SM: You're absolutely right. The market is very large, so, it may be even worse if you count it correctly?
IL: There are very few ways to monetize any product: donations, purchasing, or subscription. Basically, the pirates go through the advertising monetization model, whereas Netflix, as the owners of the content, prefer a subscription model. What do you think and what, from your experience, is the problem with the subscription model in emerging markets?
Whether it's a luxury car or the latest iPhone, the pricing policy should be discussed internally by the global brands, especially for the emerging markets. I don’t think any method is particularly right or wrong, but I must admit the subscription model is quite complicated compared to other pricing methods. TV subscriptions are usually much more accessible, so why do the customers need to subscribe to Netflix? That’s always the question, but there are a lot of good levels of growth in terms of partnerships. It's extremely important to determine whether you are going to scale or increase the revenue. Lowering the price actually takes away the premium brand image from that product; it depends on how you’re positioning your brand. Setting your prices relative to the prices of your competitors is important as well, keeping in mind the other factors like consumer demand or the cost of production.
IL: Interesting! You worked for National Geographic. How do you feel the difference in marketing of those two absolutely different products? What challenges have you faced?
SM: Wow! That is not a difficult question. My parents were proud of me when I worked for the print as well as the TV version of National Geographic. The brand is more than 130 years old and it’s quite challenging to keep content still relevant when it comes to infotainment as a category that blends information and entertainment into one. One of our main goals was to involve a young audience and, believe it or not, such an old brand has over 100 million followers, and we’ve found a way how to use it.
So it was really great to be able to do purposeful work, whether it was water conservation or cleaning the air, or children's education. There was a lot that we did making changes in the market that really needs it.
IL: By the way, I subscribed to Boris Johnson's Instagram account. He had a call with the Prime Minister of India a couple of weeks ago. Compared to Johnson’s 1.88 million, Narendra Modi has more than 55 million. It's fantastic that the Indian market has a very forward-looking approach and is open to the world, compared to China. Thank you so much, Swati, for this interview!

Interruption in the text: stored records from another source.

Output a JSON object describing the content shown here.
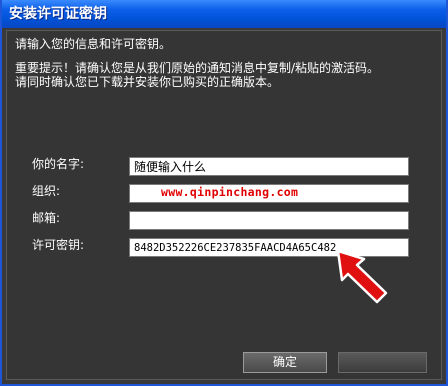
{
  "window": {
    "title": "安装许可证密钥"
  },
  "dialog": {
    "intro": "请输入您的信息和许可密钥。",
    "notice_line1": "重要提示！请确认您是从我们原始的通知消息中复制/粘贴的激活码。",
    "notice_line2": "请同时确认您已下载并安装你已购买的正确版本。"
  },
  "form": {
    "name_label": "你的名字:",
    "name_value": "随便输入什么",
    "org_label": "组织:",
    "org_value": "",
    "email_label": "邮箱:",
    "email_value": "",
    "key_label": "许可密钥:",
    "key_value": "8482D352226CE237835FAACD4A65C482"
  },
  "watermark": "www.qinpinchang.com",
  "buttons": {
    "ok_label": "确定",
    "other_label": ""
  },
  "colors": {
    "titlebar": "#0b5ee8",
    "background": "#353535",
    "watermark": "#e10000",
    "arrow": "#e01010"
  },
  "icons": {
    "pointer_arrow": "red-arrow-icon"
  }
}
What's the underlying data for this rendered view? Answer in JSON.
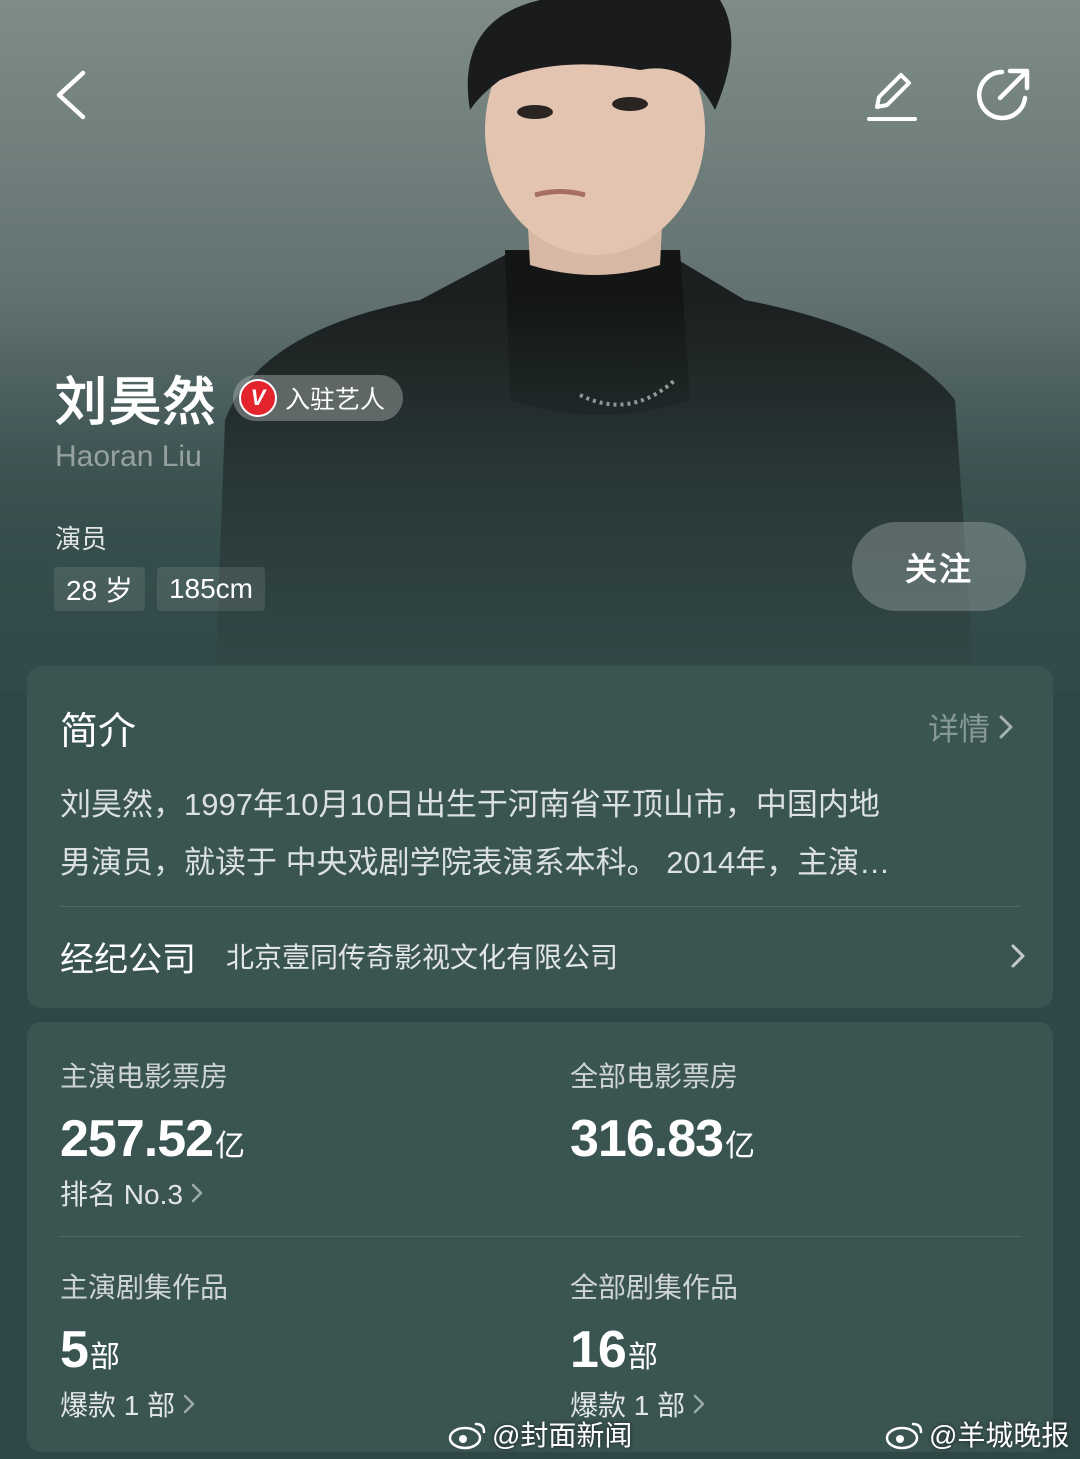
{
  "artist": {
    "name": "刘昊然",
    "badge_text": "入驻艺人",
    "english_name": "Haoran Liu",
    "profession": "演员",
    "tags": [
      "28 岁",
      "185cm"
    ],
    "follow_label": "关注"
  },
  "intro": {
    "title": "简介",
    "detail_label": "详情",
    "text_line1": "刘昊然，1997年10月10日出生于河南省平顶山市，中国内地",
    "text_line2": "男演员，就读于 中央戏剧学院表演系本科。 2014年，主演…",
    "agency_label": "经纪公司",
    "agency_value": "北京壹同传奇影视文化有限公司"
  },
  "stats": {
    "lead_box_office": {
      "label": "主演电影票房",
      "value": "257.52",
      "unit": "亿",
      "sub": "排名 No.3"
    },
    "total_box_office": {
      "label": "全部电影票房",
      "value": "316.83",
      "unit": "亿"
    },
    "lead_series": {
      "label": "主演剧集作品",
      "value": "5",
      "unit": "部",
      "sub": "爆款 1 部"
    },
    "total_series": {
      "label": "全部剧集作品",
      "value": "16",
      "unit": "部",
      "sub": "爆款 1 部"
    }
  },
  "watermarks": [
    "@封面新闻",
    "@羊城晚报"
  ]
}
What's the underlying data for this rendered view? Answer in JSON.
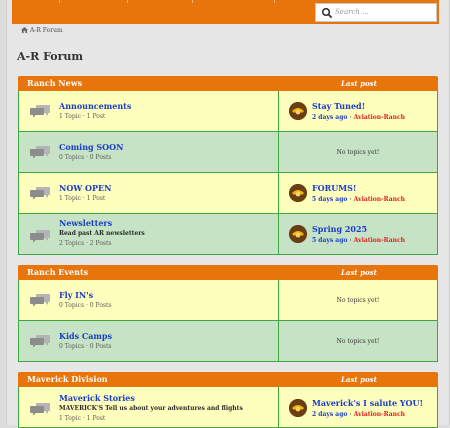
{
  "header": {
    "search_placeholder": "Search ...",
    "accent": "#e8740c"
  },
  "breadcrumb": {
    "label": "A-R Forum",
    "icon": "home-icon"
  },
  "page_title": "A-R Forum",
  "sections": [
    {
      "name": "Ranch News",
      "last_post_label": "Last post",
      "forums": [
        {
          "name": "Announcements",
          "description": "",
          "stats": "1 Topic · 1 Post",
          "last": {
            "title": "Stay Tuned!",
            "when": "2 days ago",
            "sep": " · ",
            "user": "Aviation-Ranch"
          }
        },
        {
          "name": "Coming SOON",
          "description": "",
          "stats": "0 Topics · 0 Posts",
          "empty": "No topics yet!"
        },
        {
          "name": "NOW OPEN",
          "description": "",
          "stats": "1 Topic · 1 Post",
          "last": {
            "title": "FORUMS!",
            "when": "5 days ago",
            "sep": " · ",
            "user": "Aviation-Ranch"
          }
        },
        {
          "name": "Newsletters",
          "description": "Read past AR newsletters",
          "stats": "2 Topics · 2 Posts",
          "last": {
            "title": "Spring 2025",
            "when": "5 days ago",
            "sep": " · ",
            "user": "Aviation-Ranch"
          }
        }
      ]
    },
    {
      "name": "Ranch Events",
      "last_post_label": "Last post",
      "forums": [
        {
          "name": "Fly IN's",
          "description": "",
          "stats": "0 Topics · 0 Posts",
          "empty": "No topics yet!"
        },
        {
          "name": "Kids Camps",
          "description": "",
          "stats": "0 Topics · 0 Posts",
          "empty": "No topics yet!"
        }
      ]
    },
    {
      "name": "Maverick Division",
      "last_post_label": "Last post",
      "forums": [
        {
          "name": "Maverick Stories",
          "description": "MAVERICK'S Tell us about your adventures and flights",
          "stats": "1 Topic · 1 Post",
          "last": {
            "title": "Maverick's I salute YOU!",
            "when": "2 days ago",
            "sep": " · ",
            "user": "Aviation-Ranch"
          }
        }
      ]
    }
  ]
}
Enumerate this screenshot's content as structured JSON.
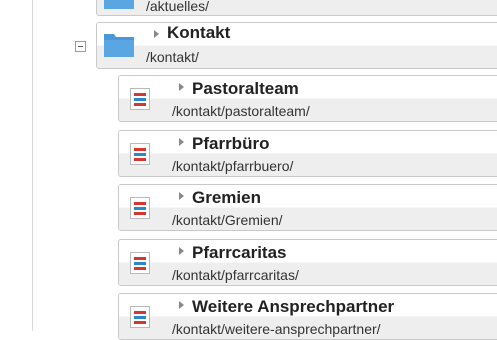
{
  "tree": {
    "aktuelles": {
      "path": "/aktuelles/"
    },
    "kontakt": {
      "title": "Kontakt",
      "path": "/kontakt/"
    },
    "children": [
      {
        "title": "Pastoralteam",
        "path": "/kontakt/pastoralteam/"
      },
      {
        "title": "Pfarrbüro",
        "path": "/kontakt/pfarrbuero/"
      },
      {
        "title": "Gremien",
        "path": "/kontakt/Gremien/"
      },
      {
        "title": "Pfarrcaritas",
        "path": "/kontakt/pfarrcaritas/"
      },
      {
        "title": "Weitere Ansprechpartner",
        "path": "/kontakt/weitere-ansprechpartner/"
      }
    ]
  },
  "colors": {
    "folder": "#4a98d8",
    "page_icon_red": "#d7362f",
    "page_icon_blue": "#2a88c8"
  }
}
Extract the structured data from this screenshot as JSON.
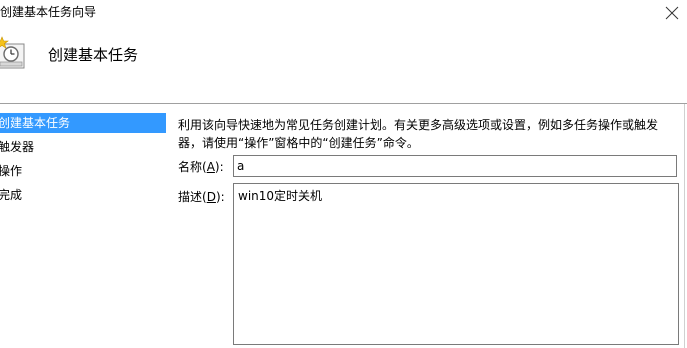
{
  "window": {
    "title": "创建基本任务向导"
  },
  "header": {
    "title": "创建基本任务",
    "icon": "task-scheduler-clock-icon"
  },
  "nav": {
    "items": [
      {
        "label": "创建基本任务",
        "selected": true
      },
      {
        "label": "触发器",
        "selected": false
      },
      {
        "label": "操作",
        "selected": false
      },
      {
        "label": "完成",
        "selected": false
      }
    ]
  },
  "main": {
    "description": "利用该向导快速地为常见任务创建计划。有关更多高级选项或设置，例如多任务操作或触发器，请使用“操作”窗格中的“创建任务”命令。",
    "name_label_prefix": "名称(",
    "name_label_key": "A",
    "name_label_suffix": "):",
    "name_value": "a",
    "desc_label_prefix": "描述(",
    "desc_label_key": "D",
    "desc_label_suffix": "):",
    "desc_value": "win10定时关机"
  },
  "colors": {
    "selection": "#3399ff"
  }
}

SM: Thank you for having me, and please pray for us in India; the second wave of COVID is here, and it's been quite devastating, so we really need support these days!
IL: Thank you! Of course, we will.
Watch the full interview with Swati Mohan on our YouTube: